[[ Data extracts, beginning ]]

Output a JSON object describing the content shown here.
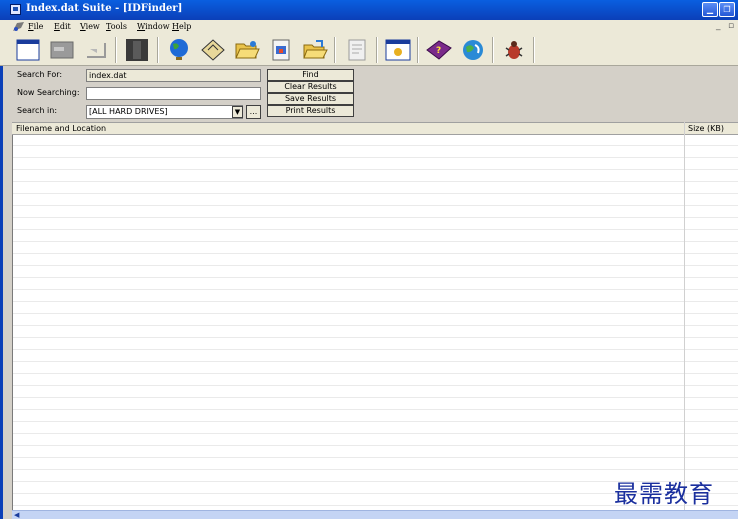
{
  "window": {
    "title": "Index.dat Suite - [IDFinder]"
  },
  "menu": [
    "File",
    "Edit",
    "View",
    "Tools",
    "Window",
    "Help"
  ],
  "search": {
    "search_for_label": "Search For:",
    "search_for_value": "index.dat",
    "now_searching_label": "Now Searching:",
    "now_searching_value": "",
    "search_in_label": "Search in:",
    "search_in_value": "[ALL HARD DRIVES]",
    "browse_label": "..."
  },
  "buttons": {
    "find": "Find",
    "clear": "Clear Results",
    "save": "Save Results",
    "print": "Print Results"
  },
  "columns": {
    "filename": "Filename and Location",
    "size": "Size (KB)"
  },
  "watermark": "最需教育",
  "colors": {
    "title_bar": "#0b3fb8",
    "face": "#d4d0c8",
    "toolbar": "#ece9d8"
  },
  "toolbar_icons": [
    "window-icon",
    "console-icon",
    "flag-icon",
    "dark-panel-icon",
    "globe-icon",
    "disk-icon",
    "folder-open-icon",
    "document-icon",
    "folder-icon",
    "notepad-icon",
    "image-icon",
    "help-book-icon",
    "ie-globe-icon",
    "bug-icon"
  ]
}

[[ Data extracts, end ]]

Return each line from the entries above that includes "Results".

    "clear": "Clear Results",
    "save": "Save Results",
    "print": "Print Results"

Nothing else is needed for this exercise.